published: Friday, March 22, 2013
Kids meet to block bullies
GREG JONES | Staff Writer
About three months ago, Jamie Munoz, 11, felt sad after discovering her sister was being bullied.
Now, when Munoz walks down the halls of Cypress Ridge Elementary, she and her close friends get thumbs up from other students after finding a way to address the problem at their school.
Last year, Munoz, whose sister attends another school, talked about the bullying problem with her best friends, Kristopher Ganesh and Marlee Ryan. They wanted to do something about it.
"I brought them in because I knew they would support me with any crazy idea I have," Munoz said. "I told them to help me out with making this become a reality. I didn't expect it to get this big. I just thought it would be just for this school. I thought we would make a program for here, but I didn't expect us to go in front of the school board."
Recently, the board recognized the three students for starting "Bully Blockers," an anti-bullying program includes "Buddy," a mailbox fashioned out of cardboard to look like a huge osprey, the school's mascot. Students can use the mailbox to deposit notes with concerns and questions related to bullying, with the more serious issues handled privately by school administrators.
Officials appear on the school's in-house television program each Friday to answer questions from the mailbox and to offer educational tips for preventing bullying. The program is not just aimed at bullies and their victims, but also students witnessing such behavior who may not want to get involved.

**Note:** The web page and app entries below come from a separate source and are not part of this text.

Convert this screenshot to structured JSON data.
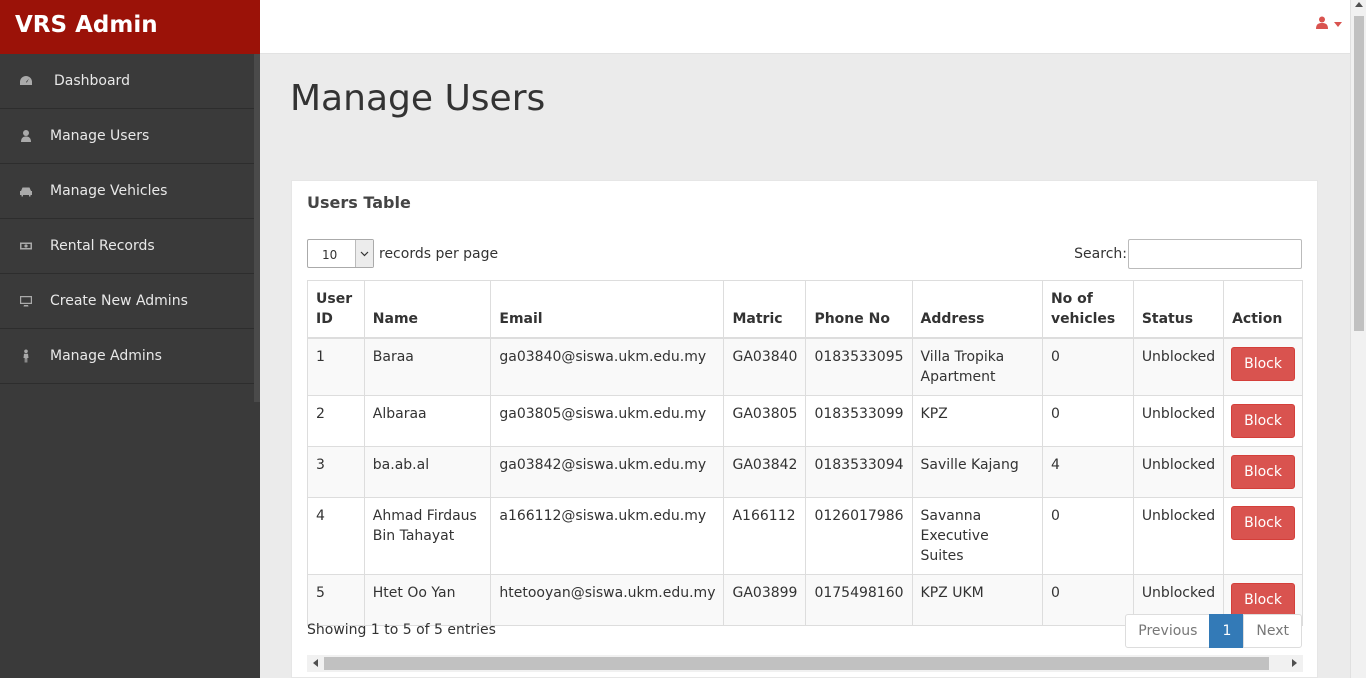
{
  "app": {
    "brand": "VRS Admin"
  },
  "sidebar": {
    "items": [
      {
        "label": "Dashboard",
        "icon": "dashboard-icon"
      },
      {
        "label": "Manage Users",
        "icon": "user-icon"
      },
      {
        "label": "Manage Vehicles",
        "icon": "car-icon"
      },
      {
        "label": "Rental Records",
        "icon": "money-icon"
      },
      {
        "label": "Create New Admins",
        "icon": "desktop-icon"
      },
      {
        "label": "Manage Admins",
        "icon": "male-icon"
      }
    ]
  },
  "header": {
    "user_icon": "user-icon",
    "accent": "#d9534f"
  },
  "main": {
    "page_title": "Manage Users",
    "panel_title": "Users Table",
    "length_value": "10",
    "length_label": "records per page",
    "search_label": "Search:",
    "search_value": "",
    "columns": [
      "User ID",
      "Name",
      "Email",
      "Matric",
      "Phone No",
      "Address",
      "No of vehicles",
      "Status",
      "Action"
    ],
    "rows": [
      {
        "id": "1",
        "name": "Baraa",
        "email": "ga03840@siswa.ukm.edu.my",
        "matric": "GA03840",
        "phone": "0183533095",
        "address": "Villa Tropika Apartment",
        "vehicles": "0",
        "status": "Unblocked",
        "action": "Block"
      },
      {
        "id": "2",
        "name": "Albaraa",
        "email": "ga03805@siswa.ukm.edu.my",
        "matric": "GA03805",
        "phone": "0183533099",
        "address": "KPZ",
        "vehicles": "0",
        "status": "Unblocked",
        "action": "Block"
      },
      {
        "id": "3",
        "name": "ba.ab.al",
        "email": "ga03842@siswa.ukm.edu.my",
        "matric": "GA03842",
        "phone": "0183533094",
        "address": "Saville Kajang",
        "vehicles": "4",
        "status": "Unblocked",
        "action": "Block"
      },
      {
        "id": "4",
        "name": "Ahmad Firdaus Bin Tahayat",
        "email": "a166112@siswa.ukm.edu.my",
        "matric": "A166112",
        "phone": "0126017986",
        "address": "Savanna Executive Suites",
        "vehicles": "0",
        "status": "Unblocked",
        "action": "Block"
      },
      {
        "id": "5",
        "name": "Htet Oo Yan",
        "email": "htetooyan@siswa.ukm.edu.my",
        "matric": "GA03899",
        "phone": "0175498160",
        "address": "KPZ UKM",
        "vehicles": "0",
        "status": "Unblocked",
        "action": "Block"
      }
    ],
    "info": "Showing 1 to 5 of 5 entries",
    "pagination": {
      "previous": "Previous",
      "current": "1",
      "next": "Next"
    }
  },
  "colors": {
    "brand_bg": "#9b1208",
    "sidebar_bg": "#3a3a3a",
    "danger": "#d9534f",
    "primary": "#337ab7"
  }
}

"We decided to do this because we wanted to help out our fellow peers," Ganesh said. "We want to help other students out, so if they are being bullied, they would have somewhere to report it in -- our bully prevention mail box."
School guidance counselor Liz Mathis said Cypress Ridge Elementary has done an anti-bullying program before, but that was initiated by teachers, not students.
"We think it is amazing that this is student lead," she said. "We are trying to take Jamie's raw emotion and worries, and turn them into positive-action steps. We can't just worry and fear, we have to be proactive because fear and worry doesn't help anyone, but positive steps can help make a change."
On May 1, the program will host Omega Man and Friends in a school assembly program. The traveling group of weightlifters and body builders break baseball bats, bend steel rods and do other feats of strength in order to deliver an anti-bullying and character-building message.
The group also will have educational materials for teachers, a coloring contest for students and other activities geared to stopping bullying.
To make the mailbox, the three students didn't turn to their parents: They did the work themselves and developed the program while meeting after school and on weekends because FCATs were approaching and time out from class was not an option.
"Academic time here is very protected, and close to FCAT, the teachers and students are practicing so much, so they didn't want to let them out of class," Mathis said. "I said, 'That's OK, we can work around that and we can meet from 3 p.m. to 4 p.m. after school for one day a week. And one night over the weekend, Jamie's mother brought us supper."
Munoz, Ganesh and Ryan, who are fifth-graders, plan to take "Bully Blockers" to Cypress Ridge Middle School when they get there next year. Munoz said this is because bullying can be even more severe in middle school.
Cypress Ridge Elementary School Principal Dr. Kathy Cantwell said the "Bully Blockers" program will continue there even though the three students are moving on.
"We celebrate good things at Cypress Ridge, and these are young kids who have been together since kindergarten," she said. "They have been role models for other children. It (the program) is something we can continue to do at Cypress Ridge."